San Sebastian is known for Pinxtos. I learned this while researching towns that might be good for us to spend time in while we looked around Spain. People go to San Sebastian to surf and eat. There are a lot of other attractions of course, but at first glance you may think that the best thing in the area is a night spent eating pintxos. I am all for eating and I love tapas, the pintxo version with which I am acquainted; little plates of good snacks that are shared with your dining companion. Scott and I love to enjoy a long tapas dinner, it’s fun to eat little bits of food and the best part is that you keep ordering things. It makes us take our time and is usually a fun and relaxing date, so I was really looking forward to eating in San Sebastian. I envisioned delicious tapas on every corner, one fulfilling, relaxing and enjoyable eating event after another. Scott would probably stop cooking altogether during our time in pintxo paradise and every moment spent not eating would be spent hiking off our dinners. Like all good dreams, reality tends to warp them a little bit.
A pintxo (Basque) or pincho (Spanish and pronounced peen-cho either way) is a small snack typically served in bars in northern Spain. The Spanish verb “pichar” means “to pierce” and pintxos are usually pierced with a toothpick or some type of wooden stake (I found this our the hard way because you can’t always see the non edible part of the food). All kinds of things are attached to a piece of bread with the tooth-pick, even frog as I found out, also the hard way, and herein lies the reality of a txikiteo (bar crawl including food, drink and socializing). It is a bit of a sport.
The first thing to know is that pintxos can be had all over San Sebastian, but if you want to wander in and out of bars, your location is Parte Vieja or Old Town. The first time Scott and I went on a txikiteo, we went alone and it was a quiet, rainy night in the middle of the week, perfect for us newbie pintxo eaters. It was still challenging and hard to know what the protocol demands. We chose quiet bars at first, but there were some that required elbowing your way into the eating establishment, which was intimidating. We worked our way up to those busy places and tried them just for fun, but it only took a few to realize that they weren’t our style.
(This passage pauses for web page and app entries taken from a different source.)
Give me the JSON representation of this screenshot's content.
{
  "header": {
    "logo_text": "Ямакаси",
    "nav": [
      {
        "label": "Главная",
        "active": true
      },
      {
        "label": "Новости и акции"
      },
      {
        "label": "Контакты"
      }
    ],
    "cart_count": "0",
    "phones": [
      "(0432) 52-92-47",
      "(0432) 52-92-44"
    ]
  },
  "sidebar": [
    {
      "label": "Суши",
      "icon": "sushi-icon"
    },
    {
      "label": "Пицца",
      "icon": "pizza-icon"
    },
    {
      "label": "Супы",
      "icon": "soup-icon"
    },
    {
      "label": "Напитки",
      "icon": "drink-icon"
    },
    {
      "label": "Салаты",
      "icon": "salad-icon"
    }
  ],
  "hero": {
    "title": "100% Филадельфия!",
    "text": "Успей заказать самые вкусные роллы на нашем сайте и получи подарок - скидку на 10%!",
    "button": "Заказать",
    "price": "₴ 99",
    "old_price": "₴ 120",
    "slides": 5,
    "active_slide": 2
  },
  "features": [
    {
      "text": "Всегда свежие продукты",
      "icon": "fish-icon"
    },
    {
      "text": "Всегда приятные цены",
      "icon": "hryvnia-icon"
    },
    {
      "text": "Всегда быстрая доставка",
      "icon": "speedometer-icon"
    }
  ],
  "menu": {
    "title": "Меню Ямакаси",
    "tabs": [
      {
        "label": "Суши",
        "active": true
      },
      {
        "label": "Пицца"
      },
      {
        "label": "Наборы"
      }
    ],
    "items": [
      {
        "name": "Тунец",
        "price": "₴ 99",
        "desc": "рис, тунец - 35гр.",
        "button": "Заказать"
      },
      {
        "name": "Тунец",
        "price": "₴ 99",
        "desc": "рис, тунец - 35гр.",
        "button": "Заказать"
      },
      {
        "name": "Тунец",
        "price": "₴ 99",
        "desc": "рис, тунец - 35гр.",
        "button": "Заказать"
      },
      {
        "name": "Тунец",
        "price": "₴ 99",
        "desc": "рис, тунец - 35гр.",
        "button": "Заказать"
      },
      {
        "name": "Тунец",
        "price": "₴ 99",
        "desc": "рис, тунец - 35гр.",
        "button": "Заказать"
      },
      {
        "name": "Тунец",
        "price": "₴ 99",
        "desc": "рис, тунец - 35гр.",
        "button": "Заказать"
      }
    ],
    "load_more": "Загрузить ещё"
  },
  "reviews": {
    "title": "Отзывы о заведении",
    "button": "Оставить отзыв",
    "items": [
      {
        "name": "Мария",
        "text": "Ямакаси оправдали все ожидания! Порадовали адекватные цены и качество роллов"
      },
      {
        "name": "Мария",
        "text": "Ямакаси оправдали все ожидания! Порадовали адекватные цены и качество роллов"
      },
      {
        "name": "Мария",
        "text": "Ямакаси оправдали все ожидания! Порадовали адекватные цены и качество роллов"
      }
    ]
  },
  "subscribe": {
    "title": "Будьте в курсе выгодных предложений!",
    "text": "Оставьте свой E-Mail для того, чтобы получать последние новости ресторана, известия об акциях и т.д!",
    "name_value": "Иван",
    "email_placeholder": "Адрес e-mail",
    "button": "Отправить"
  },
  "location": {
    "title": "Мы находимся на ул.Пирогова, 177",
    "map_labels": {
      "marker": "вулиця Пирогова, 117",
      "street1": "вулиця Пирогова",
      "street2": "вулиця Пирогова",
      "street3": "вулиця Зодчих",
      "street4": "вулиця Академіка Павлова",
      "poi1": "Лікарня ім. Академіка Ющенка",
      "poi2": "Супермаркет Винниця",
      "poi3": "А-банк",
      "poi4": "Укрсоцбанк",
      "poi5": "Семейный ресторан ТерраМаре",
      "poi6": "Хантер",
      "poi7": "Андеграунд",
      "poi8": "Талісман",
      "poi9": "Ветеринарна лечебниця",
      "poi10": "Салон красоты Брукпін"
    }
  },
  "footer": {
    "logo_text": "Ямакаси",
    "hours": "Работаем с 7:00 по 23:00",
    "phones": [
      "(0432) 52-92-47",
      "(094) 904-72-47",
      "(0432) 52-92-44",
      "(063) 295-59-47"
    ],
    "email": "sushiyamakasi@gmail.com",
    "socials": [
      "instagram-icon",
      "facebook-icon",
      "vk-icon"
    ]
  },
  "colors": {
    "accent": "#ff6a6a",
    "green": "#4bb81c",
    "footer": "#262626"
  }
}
There are many better pictures on-line of the platters of food to be explored in San Sebastian’s Pintxo scene, but this will give you an idea.
I just found a blogger who gave really helpful pintxo information and advice which I find very interesting now that I have experienced this sport without any preparation. There is a whole pintxo world that we missed, but we did our best at the time, watching and learning. You walk in, the staff behind the bar usually greets you and you ask for a plate and a drink. Before you, displayed on the bar for all to see and sneeze on, are plates and plates of hor d’oeuvres, usually with no indication as to the ingredients, but even when there were little signs, they were in Basque or Spanish. You carry your plate along the bar and pick up, with your hands (this part was hard for me, it seemed so germy, and I am not a germophobe) the snacks you want to eat. The bartender looks at your plate and then you find a place to sit or you can eat at the bar leaning over the plates of food (which seemed unsanitary too). You finish your snack and pay the bartender before moving on to the next place.
We took the kids to experience pintxos on Thanksgiving. It was fun and added even another level of food challenge. It was a much busier night in Old Town and add the kid’s bewilderment of food choices and ordering protocols to our own pintxo ineptitude and the evening became circus-like, fitting of traditional Thanksgiving meal preparation. I don’t know if the kids liked it all that much. Scott and I enjoyed it but I think it’s more fun if you go for the experience and not to assuage your hunger pains. One of the issues that I had with the pintxo experience is I always went hungry and then had to not only navigate my way around other more experienced pintxo eaters who were comfortable elbowing their way up to the bar and had that whole non verbal communication thing going with the bartender and the other sport eaters, but also spoke the language. By the time I had food in front of me, my mood was slipping to say the least and there was the time that I bit into a fried looking yumminess that turned our to be a cold and rubbery piece of frog. For me to lose my appetite when I am hungry is not an easy feat. The kids thought it was hilarious and it made Scott’s evening.
If you go to San Sebastian, you have to try pintxos at least once. My best suggestion, especially if you like to figure things out on the fly, is that you do not begin your adventure “hangry” the first time and go for the “experience” rather than focusing just on food. This blog could have been very helpful for me (http://www.waegook-tom.com/foodporn-friday/san-sebastian-pintxos/). Our wonderful apartment manager, Ane, also recommended a pintxo spot that is her parent’s favorite, which was just our speed called Nagusia 4. The pintxos were fresh and delicious, there were places to sit and the staff was nice and didn’t seem to be offended by our pintxo ignorance. We ate there three times!